"The rice and pasta"
"le" and "un" and "les" and "des" are not interchangeable. In both English and French language, their use is defined by rules which are not always similar.
DEFINITE ARTICLE "the" => le, la, les
As their name explicits, they define nouns: the meal = le repas, is a specific meal, not any meal. Often, when you get longer sentences or a full text, you get hints by context.
- ex: the woman eats THE rice that the cook prepared = la femme mange LE riz que le chef a préparé.
Note1: in English, when you claim a generality, like "men are stronger than women", the French use the definite article: "LES hommes sont plus forts que LES femmes". The same goes for "LE riz et LES pâtes".
INDEFINITE ARTICLE "a/an" => un, une, des
In this case, the object is not defined, it is rather "one" thing out of several. - ex: the woman eats A banana = la femme mange UNE banane.
Note2: in English, "a/an" has no plural, whereas in French, the plural of UN/UNE is DES.
- ex: the woman eats bananas = la femme mange DES bananes (= a certain quantity of)

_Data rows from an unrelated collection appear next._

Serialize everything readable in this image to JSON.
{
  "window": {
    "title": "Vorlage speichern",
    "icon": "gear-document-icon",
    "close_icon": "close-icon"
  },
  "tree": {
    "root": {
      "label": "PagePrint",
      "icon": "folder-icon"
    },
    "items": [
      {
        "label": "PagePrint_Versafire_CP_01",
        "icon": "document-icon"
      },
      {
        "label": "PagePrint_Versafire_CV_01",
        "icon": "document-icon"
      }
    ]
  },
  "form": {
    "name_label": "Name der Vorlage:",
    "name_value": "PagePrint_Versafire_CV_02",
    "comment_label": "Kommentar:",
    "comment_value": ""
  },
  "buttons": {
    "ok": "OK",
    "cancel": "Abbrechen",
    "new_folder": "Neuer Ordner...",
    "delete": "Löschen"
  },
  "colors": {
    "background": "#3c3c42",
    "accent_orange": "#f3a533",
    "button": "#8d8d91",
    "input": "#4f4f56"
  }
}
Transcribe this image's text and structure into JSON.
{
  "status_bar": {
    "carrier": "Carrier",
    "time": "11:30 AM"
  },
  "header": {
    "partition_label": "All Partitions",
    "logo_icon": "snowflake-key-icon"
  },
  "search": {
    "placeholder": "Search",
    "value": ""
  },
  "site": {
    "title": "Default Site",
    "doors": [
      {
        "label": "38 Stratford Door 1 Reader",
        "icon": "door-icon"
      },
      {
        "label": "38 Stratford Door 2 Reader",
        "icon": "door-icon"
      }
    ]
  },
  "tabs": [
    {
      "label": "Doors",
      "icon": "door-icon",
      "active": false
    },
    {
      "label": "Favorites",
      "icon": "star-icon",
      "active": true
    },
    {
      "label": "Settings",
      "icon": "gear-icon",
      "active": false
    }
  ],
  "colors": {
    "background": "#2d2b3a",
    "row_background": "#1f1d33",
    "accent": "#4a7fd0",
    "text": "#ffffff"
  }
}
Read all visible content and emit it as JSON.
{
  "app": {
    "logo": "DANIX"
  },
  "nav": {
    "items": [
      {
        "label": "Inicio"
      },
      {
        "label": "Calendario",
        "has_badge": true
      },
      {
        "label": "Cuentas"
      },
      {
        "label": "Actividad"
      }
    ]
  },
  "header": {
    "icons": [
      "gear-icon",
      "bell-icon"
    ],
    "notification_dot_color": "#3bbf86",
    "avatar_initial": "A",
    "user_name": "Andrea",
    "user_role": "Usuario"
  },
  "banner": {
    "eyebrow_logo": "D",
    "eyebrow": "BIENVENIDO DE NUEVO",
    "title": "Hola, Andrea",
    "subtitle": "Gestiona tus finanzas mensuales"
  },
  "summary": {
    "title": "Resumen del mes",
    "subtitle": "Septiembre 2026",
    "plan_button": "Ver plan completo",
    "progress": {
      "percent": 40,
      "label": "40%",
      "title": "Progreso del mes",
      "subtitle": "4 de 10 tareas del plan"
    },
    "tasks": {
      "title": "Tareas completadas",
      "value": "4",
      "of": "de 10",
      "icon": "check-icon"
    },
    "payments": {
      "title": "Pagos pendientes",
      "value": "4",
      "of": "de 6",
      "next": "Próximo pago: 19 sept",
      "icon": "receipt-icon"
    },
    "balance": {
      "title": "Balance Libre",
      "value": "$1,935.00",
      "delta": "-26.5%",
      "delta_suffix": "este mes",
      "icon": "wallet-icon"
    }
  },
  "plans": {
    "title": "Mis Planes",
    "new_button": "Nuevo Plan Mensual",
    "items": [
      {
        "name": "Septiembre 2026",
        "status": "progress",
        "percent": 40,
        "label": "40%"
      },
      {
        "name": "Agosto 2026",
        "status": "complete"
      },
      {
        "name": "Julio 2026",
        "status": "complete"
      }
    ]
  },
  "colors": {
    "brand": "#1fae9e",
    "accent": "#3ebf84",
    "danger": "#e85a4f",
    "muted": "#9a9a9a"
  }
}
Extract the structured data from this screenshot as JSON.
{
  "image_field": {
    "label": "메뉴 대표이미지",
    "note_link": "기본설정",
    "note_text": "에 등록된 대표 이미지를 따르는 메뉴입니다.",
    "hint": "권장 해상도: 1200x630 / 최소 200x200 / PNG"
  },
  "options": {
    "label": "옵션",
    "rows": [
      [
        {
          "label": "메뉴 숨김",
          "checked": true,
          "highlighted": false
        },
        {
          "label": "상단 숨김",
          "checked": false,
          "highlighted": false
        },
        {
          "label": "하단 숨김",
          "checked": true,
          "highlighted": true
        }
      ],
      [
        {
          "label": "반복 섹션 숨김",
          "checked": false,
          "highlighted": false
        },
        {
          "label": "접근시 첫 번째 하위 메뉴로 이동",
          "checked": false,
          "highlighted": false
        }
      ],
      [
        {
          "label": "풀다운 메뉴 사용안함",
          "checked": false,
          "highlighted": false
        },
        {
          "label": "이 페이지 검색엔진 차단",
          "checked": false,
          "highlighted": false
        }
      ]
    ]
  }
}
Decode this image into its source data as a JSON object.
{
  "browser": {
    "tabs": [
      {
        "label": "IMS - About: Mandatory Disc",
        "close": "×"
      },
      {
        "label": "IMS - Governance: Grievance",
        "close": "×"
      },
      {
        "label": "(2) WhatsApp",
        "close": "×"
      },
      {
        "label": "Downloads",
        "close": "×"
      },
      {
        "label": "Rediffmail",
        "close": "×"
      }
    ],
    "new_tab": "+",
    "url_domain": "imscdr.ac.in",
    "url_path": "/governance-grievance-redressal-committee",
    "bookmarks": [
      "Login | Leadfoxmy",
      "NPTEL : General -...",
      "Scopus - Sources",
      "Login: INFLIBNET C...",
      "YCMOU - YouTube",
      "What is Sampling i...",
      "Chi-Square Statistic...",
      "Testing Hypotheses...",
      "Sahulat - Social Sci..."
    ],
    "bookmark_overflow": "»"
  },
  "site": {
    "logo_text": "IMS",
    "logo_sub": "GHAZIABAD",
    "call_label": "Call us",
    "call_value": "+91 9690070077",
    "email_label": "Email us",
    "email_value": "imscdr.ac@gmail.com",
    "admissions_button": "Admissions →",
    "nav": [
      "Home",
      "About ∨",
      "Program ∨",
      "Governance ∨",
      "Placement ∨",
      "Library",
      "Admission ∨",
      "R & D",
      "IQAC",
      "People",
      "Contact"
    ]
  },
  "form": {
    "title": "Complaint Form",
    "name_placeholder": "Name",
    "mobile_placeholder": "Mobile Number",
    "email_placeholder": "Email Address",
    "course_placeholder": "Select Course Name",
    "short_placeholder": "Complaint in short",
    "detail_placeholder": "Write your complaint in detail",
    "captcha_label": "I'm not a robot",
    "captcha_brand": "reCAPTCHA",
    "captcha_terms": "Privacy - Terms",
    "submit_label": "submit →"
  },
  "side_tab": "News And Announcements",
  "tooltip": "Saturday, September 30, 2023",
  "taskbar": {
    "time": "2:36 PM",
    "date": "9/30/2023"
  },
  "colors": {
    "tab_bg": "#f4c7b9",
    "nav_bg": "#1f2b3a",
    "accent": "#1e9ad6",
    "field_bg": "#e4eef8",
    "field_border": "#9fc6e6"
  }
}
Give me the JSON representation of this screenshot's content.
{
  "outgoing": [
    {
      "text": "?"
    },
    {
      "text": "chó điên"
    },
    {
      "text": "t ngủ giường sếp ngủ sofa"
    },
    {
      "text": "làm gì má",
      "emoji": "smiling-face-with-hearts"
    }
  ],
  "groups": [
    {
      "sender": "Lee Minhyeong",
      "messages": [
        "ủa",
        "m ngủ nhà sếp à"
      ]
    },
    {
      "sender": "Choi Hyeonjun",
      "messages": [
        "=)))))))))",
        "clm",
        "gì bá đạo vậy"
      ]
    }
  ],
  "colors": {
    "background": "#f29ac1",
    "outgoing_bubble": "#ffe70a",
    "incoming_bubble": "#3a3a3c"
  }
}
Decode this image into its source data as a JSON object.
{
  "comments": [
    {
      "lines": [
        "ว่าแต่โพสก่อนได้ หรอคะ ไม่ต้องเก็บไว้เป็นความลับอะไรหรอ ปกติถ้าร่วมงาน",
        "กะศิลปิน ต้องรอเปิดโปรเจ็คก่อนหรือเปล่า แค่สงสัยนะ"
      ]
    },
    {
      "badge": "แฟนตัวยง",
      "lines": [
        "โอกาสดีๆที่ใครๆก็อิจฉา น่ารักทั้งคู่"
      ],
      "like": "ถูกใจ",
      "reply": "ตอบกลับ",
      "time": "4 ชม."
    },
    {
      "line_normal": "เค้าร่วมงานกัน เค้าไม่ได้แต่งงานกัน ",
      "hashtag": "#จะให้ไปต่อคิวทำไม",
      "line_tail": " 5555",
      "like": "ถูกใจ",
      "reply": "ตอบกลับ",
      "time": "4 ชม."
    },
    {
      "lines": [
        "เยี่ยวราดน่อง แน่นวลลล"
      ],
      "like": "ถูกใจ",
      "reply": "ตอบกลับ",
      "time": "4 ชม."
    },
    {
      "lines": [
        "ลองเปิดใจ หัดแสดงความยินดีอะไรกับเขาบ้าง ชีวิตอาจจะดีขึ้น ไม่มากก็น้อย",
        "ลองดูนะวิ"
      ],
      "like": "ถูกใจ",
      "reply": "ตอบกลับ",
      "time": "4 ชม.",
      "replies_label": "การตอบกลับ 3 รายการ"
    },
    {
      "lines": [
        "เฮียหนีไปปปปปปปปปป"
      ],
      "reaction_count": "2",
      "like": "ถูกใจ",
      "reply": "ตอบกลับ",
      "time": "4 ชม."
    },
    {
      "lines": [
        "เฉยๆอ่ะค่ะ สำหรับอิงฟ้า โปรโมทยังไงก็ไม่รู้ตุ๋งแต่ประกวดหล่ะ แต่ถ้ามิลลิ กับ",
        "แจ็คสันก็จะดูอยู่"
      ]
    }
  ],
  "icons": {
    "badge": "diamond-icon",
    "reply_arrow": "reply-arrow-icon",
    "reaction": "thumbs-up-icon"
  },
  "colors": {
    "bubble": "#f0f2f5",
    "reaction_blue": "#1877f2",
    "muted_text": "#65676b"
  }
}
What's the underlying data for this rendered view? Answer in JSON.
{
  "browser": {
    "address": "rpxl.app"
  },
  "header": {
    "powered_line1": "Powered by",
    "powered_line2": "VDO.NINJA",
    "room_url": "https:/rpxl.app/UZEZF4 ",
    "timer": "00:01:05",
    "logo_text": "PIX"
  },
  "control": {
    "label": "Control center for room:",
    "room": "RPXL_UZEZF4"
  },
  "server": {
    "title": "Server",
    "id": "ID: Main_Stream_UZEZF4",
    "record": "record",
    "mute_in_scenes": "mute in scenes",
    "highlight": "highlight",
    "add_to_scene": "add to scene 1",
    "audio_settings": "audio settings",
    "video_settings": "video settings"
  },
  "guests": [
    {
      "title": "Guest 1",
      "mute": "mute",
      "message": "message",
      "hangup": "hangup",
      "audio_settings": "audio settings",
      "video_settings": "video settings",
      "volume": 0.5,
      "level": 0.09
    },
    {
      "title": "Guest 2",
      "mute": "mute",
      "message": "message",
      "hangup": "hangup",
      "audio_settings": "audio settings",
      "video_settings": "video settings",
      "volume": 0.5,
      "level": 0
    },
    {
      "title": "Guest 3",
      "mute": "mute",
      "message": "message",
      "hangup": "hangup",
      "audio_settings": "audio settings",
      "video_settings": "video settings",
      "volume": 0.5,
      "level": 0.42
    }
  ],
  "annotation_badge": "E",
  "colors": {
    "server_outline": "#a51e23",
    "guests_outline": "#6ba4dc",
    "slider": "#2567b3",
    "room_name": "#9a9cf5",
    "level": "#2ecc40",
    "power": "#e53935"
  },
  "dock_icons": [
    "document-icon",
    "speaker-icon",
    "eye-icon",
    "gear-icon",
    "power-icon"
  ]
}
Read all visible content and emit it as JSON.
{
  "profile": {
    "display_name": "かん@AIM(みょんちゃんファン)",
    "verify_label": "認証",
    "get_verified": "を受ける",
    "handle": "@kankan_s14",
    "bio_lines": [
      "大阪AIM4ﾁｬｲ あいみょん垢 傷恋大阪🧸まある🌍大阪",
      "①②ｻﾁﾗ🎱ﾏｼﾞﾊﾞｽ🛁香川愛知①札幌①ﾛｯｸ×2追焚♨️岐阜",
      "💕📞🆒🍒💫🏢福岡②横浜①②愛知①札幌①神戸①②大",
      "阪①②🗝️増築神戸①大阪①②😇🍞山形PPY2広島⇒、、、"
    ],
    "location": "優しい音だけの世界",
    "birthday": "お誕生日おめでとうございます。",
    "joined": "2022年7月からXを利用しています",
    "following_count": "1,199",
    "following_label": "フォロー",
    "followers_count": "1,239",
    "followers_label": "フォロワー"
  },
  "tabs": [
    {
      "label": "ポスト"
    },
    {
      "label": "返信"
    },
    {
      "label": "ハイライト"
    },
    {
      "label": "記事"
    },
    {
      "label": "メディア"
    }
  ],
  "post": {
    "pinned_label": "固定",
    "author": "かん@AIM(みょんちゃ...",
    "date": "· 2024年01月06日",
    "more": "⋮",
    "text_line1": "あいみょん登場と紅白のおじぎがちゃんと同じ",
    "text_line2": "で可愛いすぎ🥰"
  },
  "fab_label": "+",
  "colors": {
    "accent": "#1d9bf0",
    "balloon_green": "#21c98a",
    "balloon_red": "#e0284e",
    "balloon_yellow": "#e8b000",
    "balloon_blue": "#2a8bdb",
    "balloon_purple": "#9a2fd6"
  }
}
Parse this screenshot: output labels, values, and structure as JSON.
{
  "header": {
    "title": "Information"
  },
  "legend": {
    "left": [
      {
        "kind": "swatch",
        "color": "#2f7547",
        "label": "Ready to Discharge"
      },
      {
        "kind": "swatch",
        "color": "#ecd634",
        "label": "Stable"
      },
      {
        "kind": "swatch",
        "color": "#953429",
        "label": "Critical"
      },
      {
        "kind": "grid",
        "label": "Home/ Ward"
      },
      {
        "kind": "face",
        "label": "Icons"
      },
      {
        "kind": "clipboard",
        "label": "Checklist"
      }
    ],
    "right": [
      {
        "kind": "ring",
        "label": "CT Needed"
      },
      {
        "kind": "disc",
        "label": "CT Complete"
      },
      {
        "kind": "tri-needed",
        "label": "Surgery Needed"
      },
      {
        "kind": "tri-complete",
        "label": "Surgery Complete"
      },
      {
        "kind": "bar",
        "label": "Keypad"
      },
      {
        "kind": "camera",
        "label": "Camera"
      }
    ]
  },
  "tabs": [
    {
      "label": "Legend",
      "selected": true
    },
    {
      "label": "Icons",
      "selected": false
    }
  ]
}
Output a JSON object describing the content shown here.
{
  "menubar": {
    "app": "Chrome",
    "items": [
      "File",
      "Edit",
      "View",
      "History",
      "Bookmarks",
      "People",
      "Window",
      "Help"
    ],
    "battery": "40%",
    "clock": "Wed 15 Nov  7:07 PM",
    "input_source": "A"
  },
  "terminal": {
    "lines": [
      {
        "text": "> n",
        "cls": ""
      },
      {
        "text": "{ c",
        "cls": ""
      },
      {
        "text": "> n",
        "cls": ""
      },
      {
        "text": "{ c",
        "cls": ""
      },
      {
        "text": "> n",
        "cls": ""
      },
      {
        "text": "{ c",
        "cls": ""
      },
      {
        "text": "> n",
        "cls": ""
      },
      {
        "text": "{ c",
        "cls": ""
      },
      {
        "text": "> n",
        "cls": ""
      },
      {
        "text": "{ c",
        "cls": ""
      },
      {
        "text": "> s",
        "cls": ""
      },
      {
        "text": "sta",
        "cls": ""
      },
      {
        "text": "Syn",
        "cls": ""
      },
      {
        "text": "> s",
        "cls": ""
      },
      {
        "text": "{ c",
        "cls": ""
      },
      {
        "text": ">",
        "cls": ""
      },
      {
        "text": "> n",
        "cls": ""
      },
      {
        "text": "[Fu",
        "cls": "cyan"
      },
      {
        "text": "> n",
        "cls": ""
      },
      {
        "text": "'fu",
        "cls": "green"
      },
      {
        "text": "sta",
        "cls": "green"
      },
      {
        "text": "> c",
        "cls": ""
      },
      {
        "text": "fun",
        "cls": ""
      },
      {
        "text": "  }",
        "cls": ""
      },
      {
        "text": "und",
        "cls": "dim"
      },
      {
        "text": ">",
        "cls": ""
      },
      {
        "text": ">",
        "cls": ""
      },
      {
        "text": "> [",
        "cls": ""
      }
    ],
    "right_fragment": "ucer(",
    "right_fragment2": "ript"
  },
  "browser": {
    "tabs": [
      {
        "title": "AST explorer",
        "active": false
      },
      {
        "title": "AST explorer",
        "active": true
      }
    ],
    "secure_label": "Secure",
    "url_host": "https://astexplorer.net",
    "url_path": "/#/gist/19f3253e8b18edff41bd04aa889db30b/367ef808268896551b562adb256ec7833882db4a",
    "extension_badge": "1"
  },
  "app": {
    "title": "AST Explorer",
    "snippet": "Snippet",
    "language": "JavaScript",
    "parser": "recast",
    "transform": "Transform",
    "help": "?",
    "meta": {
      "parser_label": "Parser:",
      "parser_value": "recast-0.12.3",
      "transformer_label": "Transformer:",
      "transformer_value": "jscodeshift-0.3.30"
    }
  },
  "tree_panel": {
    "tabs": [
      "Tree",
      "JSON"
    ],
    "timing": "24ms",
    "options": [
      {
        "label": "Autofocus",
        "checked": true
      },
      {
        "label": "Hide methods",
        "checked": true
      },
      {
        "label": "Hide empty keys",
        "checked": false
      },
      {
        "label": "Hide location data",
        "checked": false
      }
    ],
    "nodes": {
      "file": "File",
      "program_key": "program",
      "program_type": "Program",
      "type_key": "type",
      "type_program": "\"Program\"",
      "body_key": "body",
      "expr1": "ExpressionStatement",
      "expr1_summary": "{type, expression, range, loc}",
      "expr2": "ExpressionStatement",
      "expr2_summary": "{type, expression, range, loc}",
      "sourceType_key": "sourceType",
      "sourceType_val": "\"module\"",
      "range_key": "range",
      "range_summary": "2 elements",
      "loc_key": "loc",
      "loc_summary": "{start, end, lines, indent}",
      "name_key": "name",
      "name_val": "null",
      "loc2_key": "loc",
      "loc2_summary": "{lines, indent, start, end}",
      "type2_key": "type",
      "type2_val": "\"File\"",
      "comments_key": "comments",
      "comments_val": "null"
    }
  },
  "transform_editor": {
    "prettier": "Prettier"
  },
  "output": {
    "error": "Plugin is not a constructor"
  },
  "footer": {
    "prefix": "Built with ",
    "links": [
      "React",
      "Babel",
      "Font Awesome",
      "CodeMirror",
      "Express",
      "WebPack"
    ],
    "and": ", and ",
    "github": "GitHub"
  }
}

In this case le riz/ the rice would lead one to think it would also be les pâtes/ the pasta. Had it started by talking about some rice..du riz then I would have continued on to des pâtes.
Your statement Le riz et des pâtes would translate as The rice and some pasta. While grammatically correct it would imply something special about the rice but not the pasta.